If you’re an angler, you’re going to get hooked at some point. We’re not talking about getting even more addicted to being out on the water either. It may not have happened yet and it may not be tomorrow, but at some point you’ll find yourself with a hook in your hand, leg or arm and you’ll think that you have to stop fishing – you don’t. You can get the hook out and go about your day, as long as it’s not in your face or somewhere else on your head, then you need medical help.
Here’s how to get it out and keep casting, catching and having a better time than you could have doing anything else using the line-pull method.
Snip the lure or hook free of the main fishing line to get rid of any tension. If possible, detach a treble hook from its lure and clip away any of the hook points that are not stuck in your person. Next, cut a 15-inch strand of line off your reel and tie the ends together to create a loop. This is what you’ll use to remove the hook.
Double the loop of fishing line, then pass it under the bend in the hook close to your skin. The line should be resting against the hook bend. Push down on the eye of the hook. This raises the point–better aligning it with the hole it made when entering. Now take a deep breath, because next comes the moment of truth.
In one quick, sharp tug, yank the line straight back. (This step is often better executed by a fishing partner.) As with a Band-Aid, the faster you pull the less it hurts, often popping right out without causing pain. If the wound is bleeding, apply pressure until it stops. Use antiseptic ointment and bandage before you get back to fishing.

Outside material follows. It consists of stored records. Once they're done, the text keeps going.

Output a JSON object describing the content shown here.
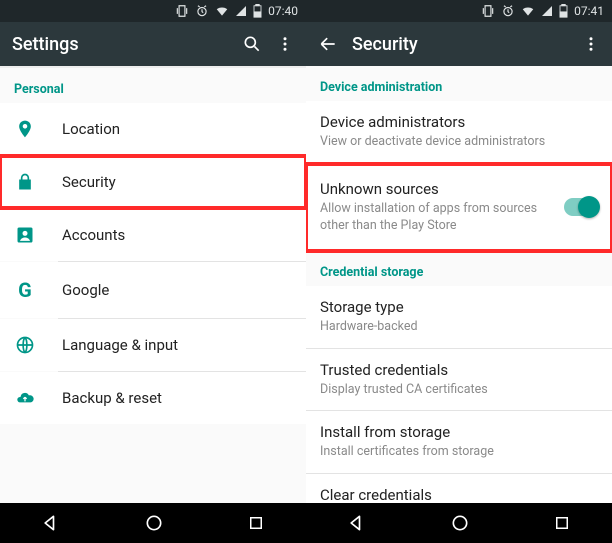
{
  "colors": {
    "accent": "#009688",
    "highlight": "#ff2a2a",
    "appbar": "#2c383c",
    "statusbar": "#1f272a"
  },
  "left": {
    "status_time": "07:40",
    "appbar_title": "Settings",
    "section_personal": "Personal",
    "items": [
      {
        "label": "Location",
        "icon": "location-icon"
      },
      {
        "label": "Security",
        "icon": "lock-icon"
      },
      {
        "label": "Accounts",
        "icon": "account-icon"
      },
      {
        "label": "Google",
        "icon": "google-icon"
      },
      {
        "label": "Language & input",
        "icon": "globe-icon"
      },
      {
        "label": "Backup & reset",
        "icon": "backup-icon"
      }
    ]
  },
  "right": {
    "status_time": "07:41",
    "appbar_title": "Security",
    "section_device_admin": "Device administration",
    "section_cred_storage": "Credential storage",
    "device_admins": {
      "title": "Device administrators",
      "sub": "View or deactivate device administrators"
    },
    "unknown_sources": {
      "title": "Unknown sources",
      "sub": "Allow installation of apps from sources other than the Play Store",
      "enabled": true
    },
    "storage_type": {
      "title": "Storage type",
      "sub": "Hardware-backed"
    },
    "trusted_creds": {
      "title": "Trusted credentials",
      "sub": "Display trusted CA certificates"
    },
    "install_storage": {
      "title": "Install from storage",
      "sub": "Install certificates from storage"
    },
    "clear_creds": {
      "title": "Clear credentials"
    }
  }
}
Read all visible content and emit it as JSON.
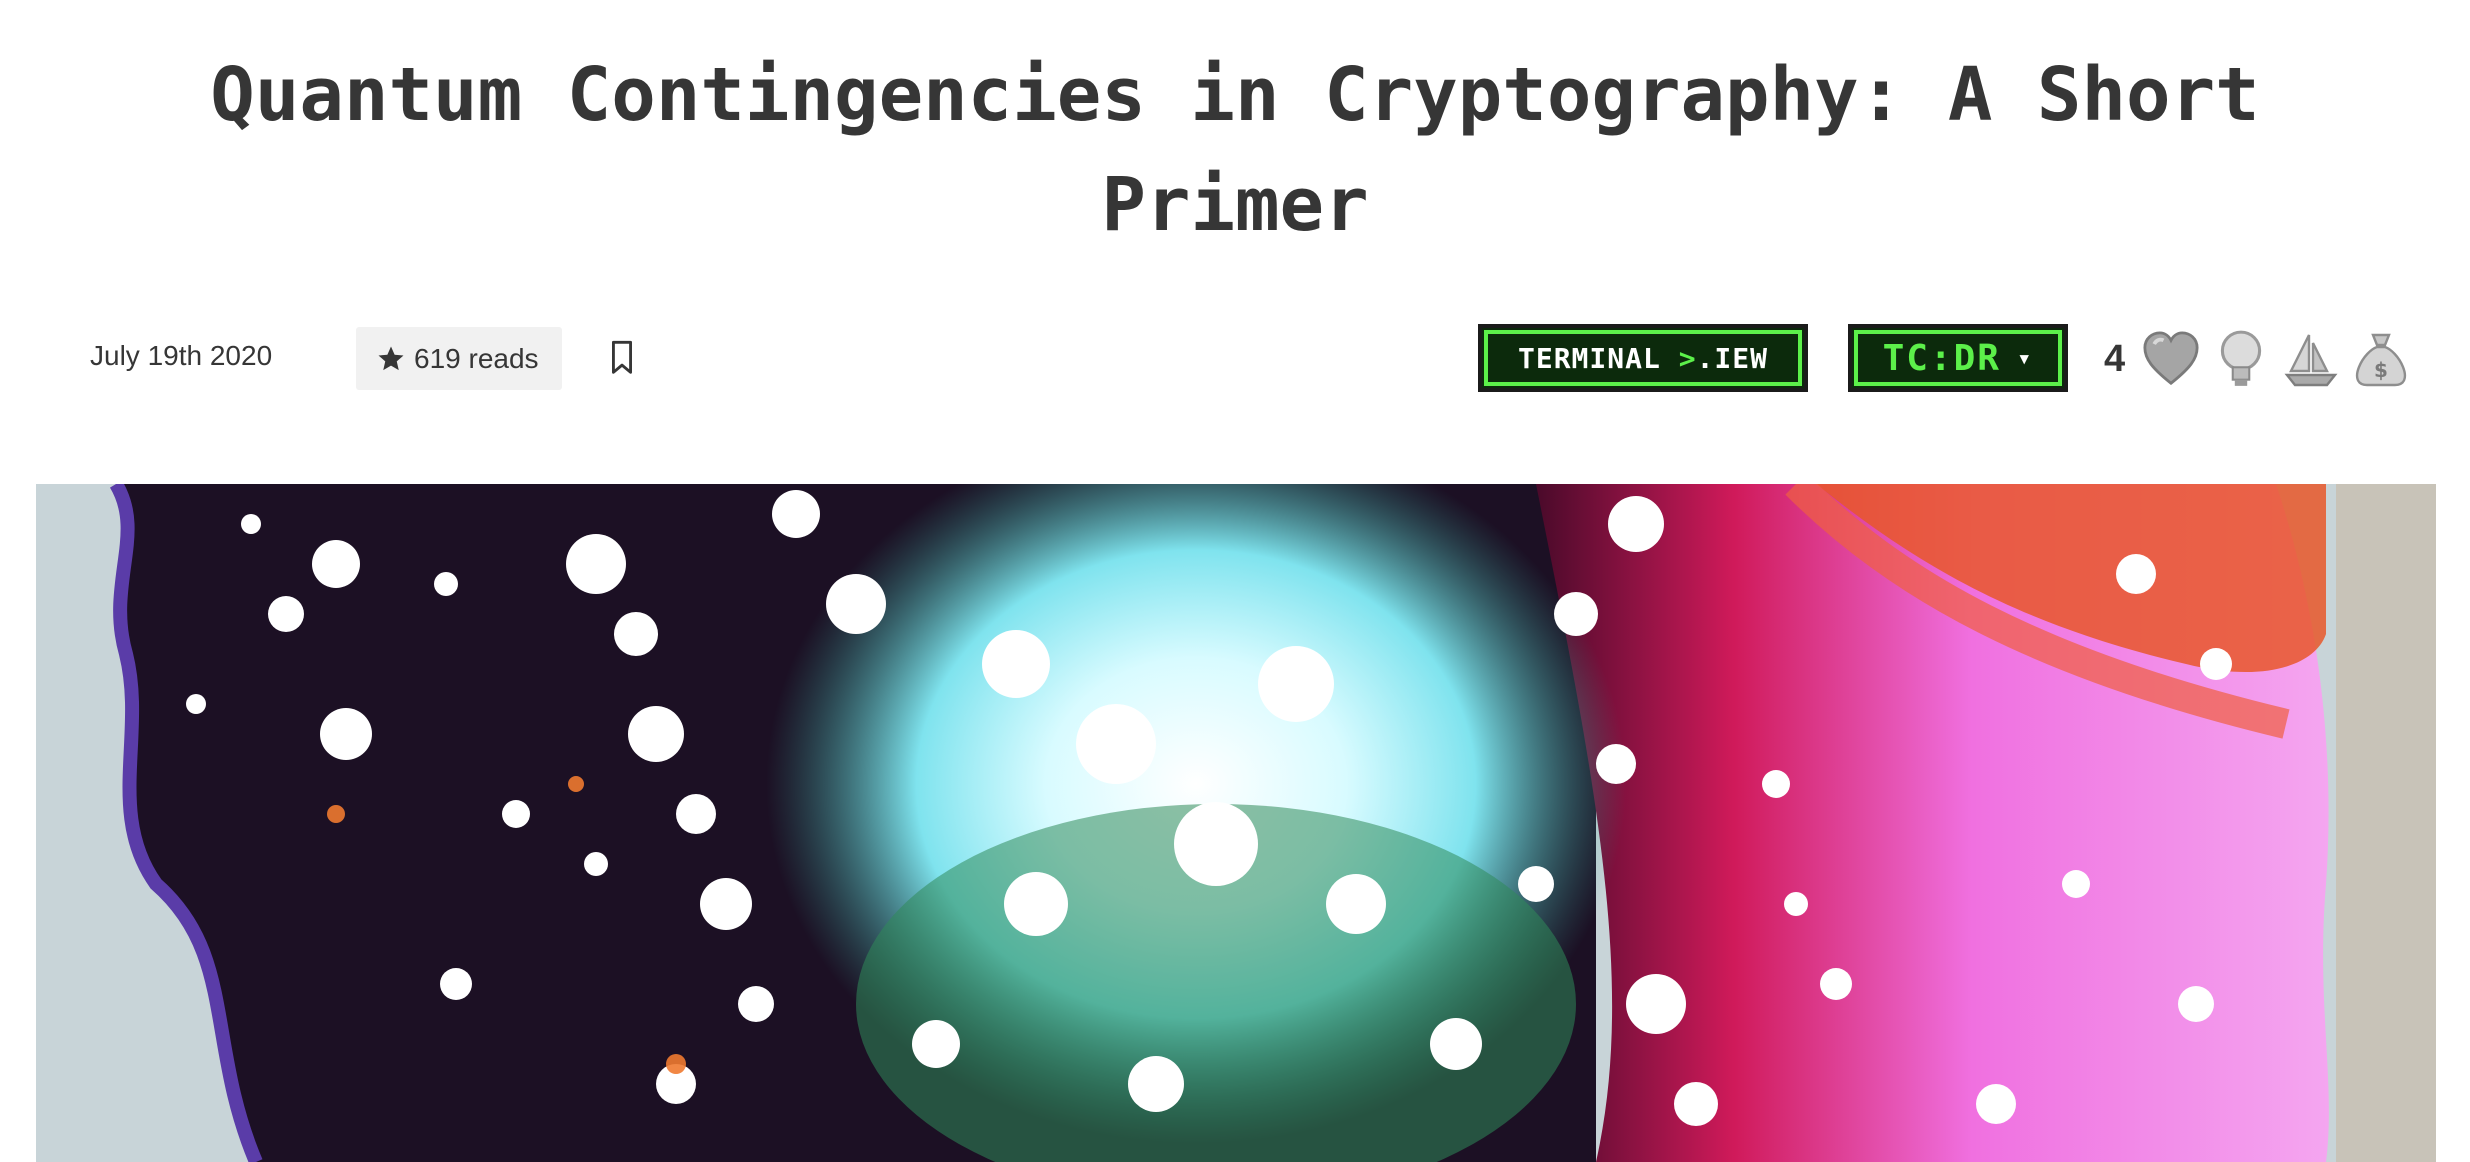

There you have it! Three simple steps to get you out of a hairy situation and back to fishing like nothing ever happened t throw off your day.
Content courtesy of Field and Stream.